**TASK DETAILS**
In your reply, repeat the full listing exactly and leave each picture out.

**EXERCISE DATA**

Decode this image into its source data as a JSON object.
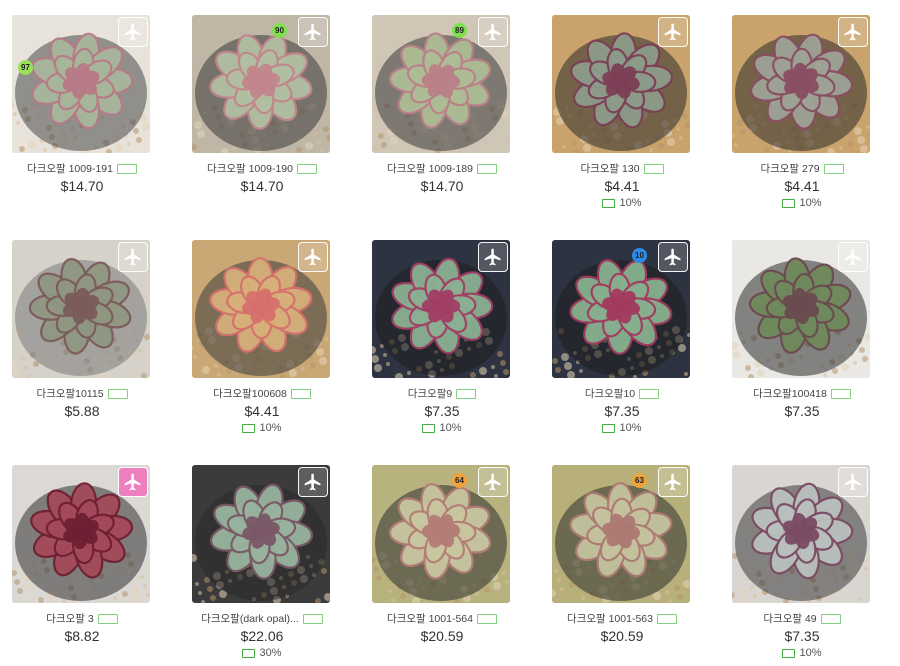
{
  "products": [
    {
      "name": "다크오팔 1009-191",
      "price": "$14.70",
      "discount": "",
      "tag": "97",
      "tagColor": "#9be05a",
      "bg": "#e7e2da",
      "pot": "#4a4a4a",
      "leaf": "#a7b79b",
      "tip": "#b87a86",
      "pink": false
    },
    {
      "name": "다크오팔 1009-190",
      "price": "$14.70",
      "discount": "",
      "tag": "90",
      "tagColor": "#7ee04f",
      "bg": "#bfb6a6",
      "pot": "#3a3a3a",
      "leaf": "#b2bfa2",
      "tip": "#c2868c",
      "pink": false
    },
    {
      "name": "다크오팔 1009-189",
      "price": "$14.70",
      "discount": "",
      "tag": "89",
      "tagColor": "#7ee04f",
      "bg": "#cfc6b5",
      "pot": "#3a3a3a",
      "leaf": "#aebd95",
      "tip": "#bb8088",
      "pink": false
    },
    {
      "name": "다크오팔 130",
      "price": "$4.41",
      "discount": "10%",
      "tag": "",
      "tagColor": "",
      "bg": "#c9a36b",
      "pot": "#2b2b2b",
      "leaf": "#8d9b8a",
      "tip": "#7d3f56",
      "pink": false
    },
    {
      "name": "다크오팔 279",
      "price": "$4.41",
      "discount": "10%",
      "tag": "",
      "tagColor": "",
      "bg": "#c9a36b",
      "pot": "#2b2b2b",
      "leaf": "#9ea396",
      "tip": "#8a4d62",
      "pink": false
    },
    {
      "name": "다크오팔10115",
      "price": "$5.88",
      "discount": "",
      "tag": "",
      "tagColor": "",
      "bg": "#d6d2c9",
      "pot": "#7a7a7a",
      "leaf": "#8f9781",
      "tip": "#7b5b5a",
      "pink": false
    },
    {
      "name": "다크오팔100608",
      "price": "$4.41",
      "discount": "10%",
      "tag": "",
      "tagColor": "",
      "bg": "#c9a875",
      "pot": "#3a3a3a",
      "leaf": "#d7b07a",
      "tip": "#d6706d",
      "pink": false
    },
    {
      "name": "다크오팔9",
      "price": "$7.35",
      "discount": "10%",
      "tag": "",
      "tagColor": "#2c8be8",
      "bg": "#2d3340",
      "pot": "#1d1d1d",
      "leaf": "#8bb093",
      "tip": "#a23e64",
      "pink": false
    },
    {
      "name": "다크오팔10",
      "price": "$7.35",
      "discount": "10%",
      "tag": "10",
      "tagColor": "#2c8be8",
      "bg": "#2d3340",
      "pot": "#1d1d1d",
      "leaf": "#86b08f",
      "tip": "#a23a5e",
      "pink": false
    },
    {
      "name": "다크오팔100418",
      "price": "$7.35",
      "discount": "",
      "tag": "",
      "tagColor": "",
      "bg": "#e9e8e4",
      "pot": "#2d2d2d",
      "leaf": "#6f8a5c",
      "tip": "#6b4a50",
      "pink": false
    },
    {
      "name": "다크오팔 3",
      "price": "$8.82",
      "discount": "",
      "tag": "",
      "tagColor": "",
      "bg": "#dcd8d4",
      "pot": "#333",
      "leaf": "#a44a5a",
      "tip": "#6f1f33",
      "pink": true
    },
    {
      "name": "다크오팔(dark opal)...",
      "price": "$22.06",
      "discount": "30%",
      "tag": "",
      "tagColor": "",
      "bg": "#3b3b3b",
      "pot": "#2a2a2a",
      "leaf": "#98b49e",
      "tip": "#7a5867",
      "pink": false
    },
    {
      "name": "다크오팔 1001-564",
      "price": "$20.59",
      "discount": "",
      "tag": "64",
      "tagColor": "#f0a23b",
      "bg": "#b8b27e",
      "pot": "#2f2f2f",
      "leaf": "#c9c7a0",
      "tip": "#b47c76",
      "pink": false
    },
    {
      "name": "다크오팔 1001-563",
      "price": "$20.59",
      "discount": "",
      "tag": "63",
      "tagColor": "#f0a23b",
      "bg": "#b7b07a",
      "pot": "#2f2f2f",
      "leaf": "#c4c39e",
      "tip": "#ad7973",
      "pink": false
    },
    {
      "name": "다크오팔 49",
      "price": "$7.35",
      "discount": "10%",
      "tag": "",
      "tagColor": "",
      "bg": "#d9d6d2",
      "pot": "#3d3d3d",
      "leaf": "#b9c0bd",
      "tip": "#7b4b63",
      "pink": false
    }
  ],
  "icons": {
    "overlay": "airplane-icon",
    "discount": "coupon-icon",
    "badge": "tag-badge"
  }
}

**WRITTEN RESPONSE**
Decode this image into its source data as a JSON object.
{
  "products": [
    {
      "name": "다크오팔 1009-191",
      "price": "$14.70",
      "discount": "",
      "tag": "97",
      "tagColor": "#9be05a",
      "bg": "#e7e2da",
      "pot": "#4a4a4a",
      "leaf": "#a7b79b",
      "tip": "#b87a86",
      "pink": false
    },
    {
      "name": "다크오팔 1009-190",
      "price": "$14.70",
      "discount": "",
      "tag": "90",
      "tagColor": "#7ee04f",
      "bg": "#bfb6a6",
      "pot": "#3a3a3a",
      "leaf": "#b2bfa2",
      "tip": "#c2868c",
      "pink": false
    },
    {
      "name": "다크오팔 1009-189",
      "price": "$14.70",
      "discount": "",
      "tag": "89",
      "tagColor": "#7ee04f",
      "bg": "#cfc6b5",
      "pot": "#3a3a3a",
      "leaf": "#aebd95",
      "tip": "#bb8088",
      "pink": false
    },
    {
      "name": "다크오팔 130",
      "price": "$4.41",
      "discount": "10%",
      "tag": "",
      "tagColor": "",
      "bg": "#c9a36b",
      "pot": "#2b2b2b",
      "leaf": "#8d9b8a",
      "tip": "#7d3f56",
      "pink": false
    },
    {
      "name": "다크오팔 279",
      "price": "$4.41",
      "discount": "10%",
      "tag": "",
      "tagColor": "",
      "bg": "#c9a36b",
      "pot": "#2b2b2b",
      "leaf": "#9ea396",
      "tip": "#8a4d62",
      "pink": false
    },
    {
      "name": "다크오팔10115",
      "price": "$5.88",
      "discount": "",
      "tag": "",
      "tagColor": "",
      "bg": "#d6d2c9",
      "pot": "#7a7a7a",
      "leaf": "#8f9781",
      "tip": "#7b5b5a",
      "pink": false
    },
    {
      "name": "다크오팔100608",
      "price": "$4.41",
      "discount": "10%",
      "tag": "",
      "tagColor": "",
      "bg": "#c9a875",
      "pot": "#3a3a3a",
      "leaf": "#d7b07a",
      "tip": "#d6706d",
      "pink": false
    },
    {
      "name": "다크오팔9",
      "price": "$7.35",
      "discount": "10%",
      "tag": "",
      "tagColor": "#2c8be8",
      "bg": "#2d3340",
      "pot": "#1d1d1d",
      "leaf": "#8bb093",
      "tip": "#a23e64",
      "pink": false
    },
    {
      "name": "다크오팔10",
      "price": "$7.35",
      "discount": "10%",
      "tag": "10",
      "tagColor": "#2c8be8",
      "bg": "#2d3340",
      "pot": "#1d1d1d",
      "leaf": "#86b08f",
      "tip": "#a23a5e",
      "pink": false
    },
    {
      "name": "다크오팔100418",
      "price": "$7.35",
      "discount": "",
      "tag": "",
      "tagColor": "",
      "bg": "#e9e8e4",
      "pot": "#2d2d2d",
      "leaf": "#6f8a5c",
      "tip": "#6b4a50",
      "pink": false
    },
    {
      "name": "다크오팔 3",
      "price": "$8.82",
      "discount": "",
      "tag": "",
      "tagColor": "",
      "bg": "#dcd8d4",
      "pot": "#333",
      "leaf": "#a44a5a",
      "tip": "#6f1f33",
      "pink": true
    },
    {
      "name": "다크오팔(dark opal)...",
      "price": "$22.06",
      "discount": "30%",
      "tag": "",
      "tagColor": "",
      "bg": "#3b3b3b",
      "pot": "#2a2a2a",
      "leaf": "#98b49e",
      "tip": "#7a5867",
      "pink": false
    },
    {
      "name": "다크오팔 1001-564",
      "price": "$20.59",
      "discount": "",
      "tag": "64",
      "tagColor": "#f0a23b",
      "bg": "#b8b27e",
      "pot": "#2f2f2f",
      "leaf": "#c9c7a0",
      "tip": "#b47c76",
      "pink": false
    },
    {
      "name": "다크오팔 1001-563",
      "price": "$20.59",
      "discount": "",
      "tag": "63",
      "tagColor": "#f0a23b",
      "bg": "#b7b07a",
      "pot": "#2f2f2f",
      "leaf": "#c4c39e",
      "tip": "#ad7973",
      "pink": false
    },
    {
      "name": "다크오팔 49",
      "price": "$7.35",
      "discount": "10%",
      "tag": "",
      "tagColor": "",
      "bg": "#d9d6d2",
      "pot": "#3d3d3d",
      "leaf": "#b9c0bd",
      "tip": "#7b4b63",
      "pink": false
    }
  ],
  "icons": {
    "overlay": "airplane-icon",
    "discount": "coupon-icon",
    "badge": "tag-badge"
  }
}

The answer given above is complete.